* [What the task requires]: Which lines of the listing below contain the word "prestige"? Return them.

[The data Boundary: Start]

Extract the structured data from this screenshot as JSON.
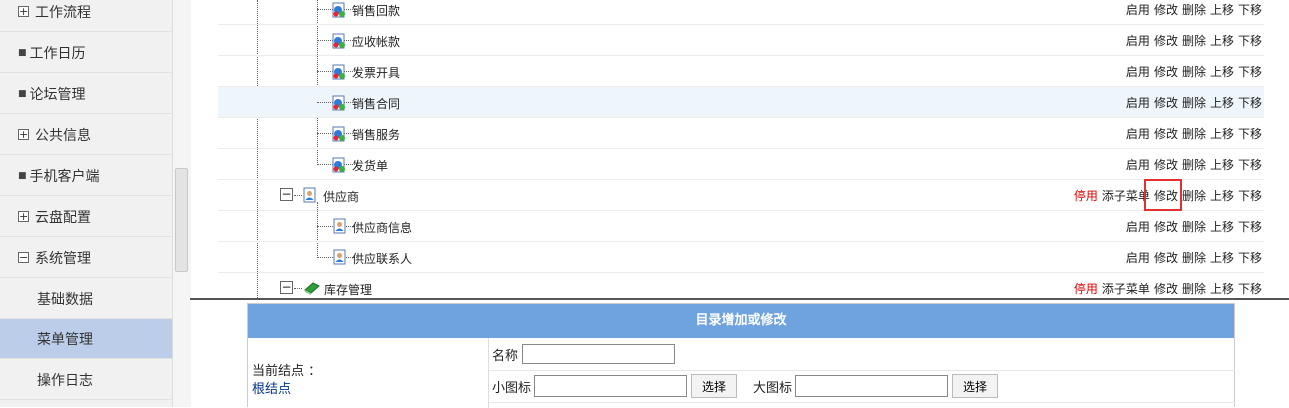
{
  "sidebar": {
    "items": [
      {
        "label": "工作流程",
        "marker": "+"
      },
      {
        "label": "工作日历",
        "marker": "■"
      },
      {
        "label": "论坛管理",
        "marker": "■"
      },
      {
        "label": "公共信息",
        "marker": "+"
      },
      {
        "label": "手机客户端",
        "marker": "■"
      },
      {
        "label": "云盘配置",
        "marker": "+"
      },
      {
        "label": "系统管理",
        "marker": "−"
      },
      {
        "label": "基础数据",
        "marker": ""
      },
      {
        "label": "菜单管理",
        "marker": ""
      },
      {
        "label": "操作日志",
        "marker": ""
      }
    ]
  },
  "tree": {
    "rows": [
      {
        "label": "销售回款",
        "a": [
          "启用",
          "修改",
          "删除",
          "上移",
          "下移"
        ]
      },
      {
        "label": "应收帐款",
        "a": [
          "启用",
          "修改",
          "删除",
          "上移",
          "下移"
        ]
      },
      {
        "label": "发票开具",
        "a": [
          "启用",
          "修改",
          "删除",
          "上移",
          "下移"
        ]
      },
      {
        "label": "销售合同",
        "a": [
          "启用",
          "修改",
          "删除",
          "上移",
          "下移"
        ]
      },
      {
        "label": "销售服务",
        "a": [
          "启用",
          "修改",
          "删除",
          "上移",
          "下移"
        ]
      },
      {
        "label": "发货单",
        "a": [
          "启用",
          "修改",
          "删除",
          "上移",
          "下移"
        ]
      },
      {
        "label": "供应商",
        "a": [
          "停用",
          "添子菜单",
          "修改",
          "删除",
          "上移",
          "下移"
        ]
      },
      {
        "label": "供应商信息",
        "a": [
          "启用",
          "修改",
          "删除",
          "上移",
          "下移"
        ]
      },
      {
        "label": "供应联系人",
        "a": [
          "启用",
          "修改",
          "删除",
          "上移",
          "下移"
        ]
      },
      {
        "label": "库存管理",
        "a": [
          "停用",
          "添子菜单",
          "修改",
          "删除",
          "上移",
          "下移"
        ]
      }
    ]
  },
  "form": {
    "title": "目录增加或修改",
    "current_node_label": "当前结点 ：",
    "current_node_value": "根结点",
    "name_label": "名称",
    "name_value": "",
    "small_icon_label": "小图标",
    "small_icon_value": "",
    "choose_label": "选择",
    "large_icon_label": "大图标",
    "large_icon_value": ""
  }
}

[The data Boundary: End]
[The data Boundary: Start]

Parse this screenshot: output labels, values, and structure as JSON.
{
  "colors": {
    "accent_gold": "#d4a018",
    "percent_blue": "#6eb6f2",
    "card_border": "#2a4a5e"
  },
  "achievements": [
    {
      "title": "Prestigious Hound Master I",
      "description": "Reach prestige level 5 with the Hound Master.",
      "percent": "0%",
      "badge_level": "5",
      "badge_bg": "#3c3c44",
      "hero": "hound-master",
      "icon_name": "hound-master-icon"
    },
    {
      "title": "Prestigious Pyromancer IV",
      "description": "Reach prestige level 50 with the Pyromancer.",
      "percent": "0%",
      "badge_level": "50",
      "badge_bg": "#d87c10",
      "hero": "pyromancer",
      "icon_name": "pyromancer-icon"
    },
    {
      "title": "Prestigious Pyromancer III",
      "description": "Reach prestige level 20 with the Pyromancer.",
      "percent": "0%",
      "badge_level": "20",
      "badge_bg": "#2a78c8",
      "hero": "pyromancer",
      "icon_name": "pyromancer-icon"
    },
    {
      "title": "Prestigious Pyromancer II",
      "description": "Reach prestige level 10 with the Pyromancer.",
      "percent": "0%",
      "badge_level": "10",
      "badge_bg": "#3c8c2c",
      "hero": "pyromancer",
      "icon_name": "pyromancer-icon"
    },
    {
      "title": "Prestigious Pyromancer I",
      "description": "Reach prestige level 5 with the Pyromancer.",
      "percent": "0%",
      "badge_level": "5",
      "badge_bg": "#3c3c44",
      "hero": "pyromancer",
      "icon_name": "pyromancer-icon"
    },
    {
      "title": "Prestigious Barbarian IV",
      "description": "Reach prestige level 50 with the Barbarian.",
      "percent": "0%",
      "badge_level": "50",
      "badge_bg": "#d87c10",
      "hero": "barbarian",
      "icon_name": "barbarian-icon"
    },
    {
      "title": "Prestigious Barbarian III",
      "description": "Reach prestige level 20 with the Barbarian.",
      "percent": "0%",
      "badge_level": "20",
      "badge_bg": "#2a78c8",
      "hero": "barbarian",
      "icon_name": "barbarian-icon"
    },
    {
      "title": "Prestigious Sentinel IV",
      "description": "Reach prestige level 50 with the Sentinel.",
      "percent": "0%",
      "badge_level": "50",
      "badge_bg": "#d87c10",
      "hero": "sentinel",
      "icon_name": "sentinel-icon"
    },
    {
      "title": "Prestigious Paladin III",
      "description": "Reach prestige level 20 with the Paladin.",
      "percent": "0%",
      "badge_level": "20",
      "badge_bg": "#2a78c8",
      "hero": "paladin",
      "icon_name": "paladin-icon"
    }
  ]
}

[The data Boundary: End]

* [Written solution]:
      "description": "Reach prestige level 5 with the Hound Master.",
      "description": "Reach prestige level 50 with the Pyromancer.",
      "description": "Reach prestige level 20 with the Pyromancer.",
      "description": "Reach prestige level 10 with the Pyromancer.",
      "description": "Reach prestige level 5 with the Pyromancer.",
      "description": "Reach prestige level 50 with the Barbarian.",
      "description": "Reach prestige level 20 with the Barbarian.",
      "description": "Reach prestige level 50 with the Sentinel.",
      "description": "Reach prestige level 20 with the Paladin.",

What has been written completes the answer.